*** Extracted information ***
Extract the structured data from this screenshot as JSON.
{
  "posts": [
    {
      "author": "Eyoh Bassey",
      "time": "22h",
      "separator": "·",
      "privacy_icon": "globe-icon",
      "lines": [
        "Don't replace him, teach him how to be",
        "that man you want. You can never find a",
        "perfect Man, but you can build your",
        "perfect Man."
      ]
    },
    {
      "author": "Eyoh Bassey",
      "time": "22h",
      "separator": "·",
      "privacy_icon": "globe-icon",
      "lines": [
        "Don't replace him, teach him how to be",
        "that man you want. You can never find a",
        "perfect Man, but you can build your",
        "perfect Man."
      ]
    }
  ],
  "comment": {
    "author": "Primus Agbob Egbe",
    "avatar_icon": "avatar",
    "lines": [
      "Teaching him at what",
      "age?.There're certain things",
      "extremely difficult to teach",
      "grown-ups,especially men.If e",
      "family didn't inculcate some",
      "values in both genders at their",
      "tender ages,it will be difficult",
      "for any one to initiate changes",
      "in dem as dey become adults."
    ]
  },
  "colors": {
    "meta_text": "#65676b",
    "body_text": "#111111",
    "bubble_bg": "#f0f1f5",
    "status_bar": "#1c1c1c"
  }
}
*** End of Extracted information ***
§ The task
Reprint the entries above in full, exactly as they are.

§ Result of this exercise
Extract the structured data from this screenshot as JSON.
{
  "posts": [
    {
      "author": "Eyoh Bassey",
      "time": "22h",
      "separator": "·",
      "privacy_icon": "globe-icon",
      "lines": [
        "Don't replace him, teach him how to be",
        "that man you want. You can never find a",
        "perfect Man, but you can build your",
        "perfect Man."
      ]
    },
    {
      "author": "Eyoh Bassey",
      "time": "22h",
      "separator": "·",
      "privacy_icon": "globe-icon",
      "lines": [
        "Don't replace him, teach him how to be",
        "that man you want. You can never find a",
        "perfect Man, but you can build your",
        "perfect Man."
      ]
    }
  ],
  "comment": {
    "author": "Primus Agbob Egbe",
    "avatar_icon": "avatar",
    "lines": [
      "Teaching him at what",
      "age?.There're certain things",
      "extremely difficult to teach",
      "grown-ups,especially men.If e",
      "family didn't inculcate some",
      "values in both genders at their",
      "tender ages,it will be difficult",
      "for any one to initiate changes",
      "in dem as dey become adults."
    ]
  },
  "colors": {
    "meta_text": "#65676b",
    "body_text": "#111111",
    "bubble_bg": "#f0f1f5",
    "status_bar": "#1c1c1c"
  }
}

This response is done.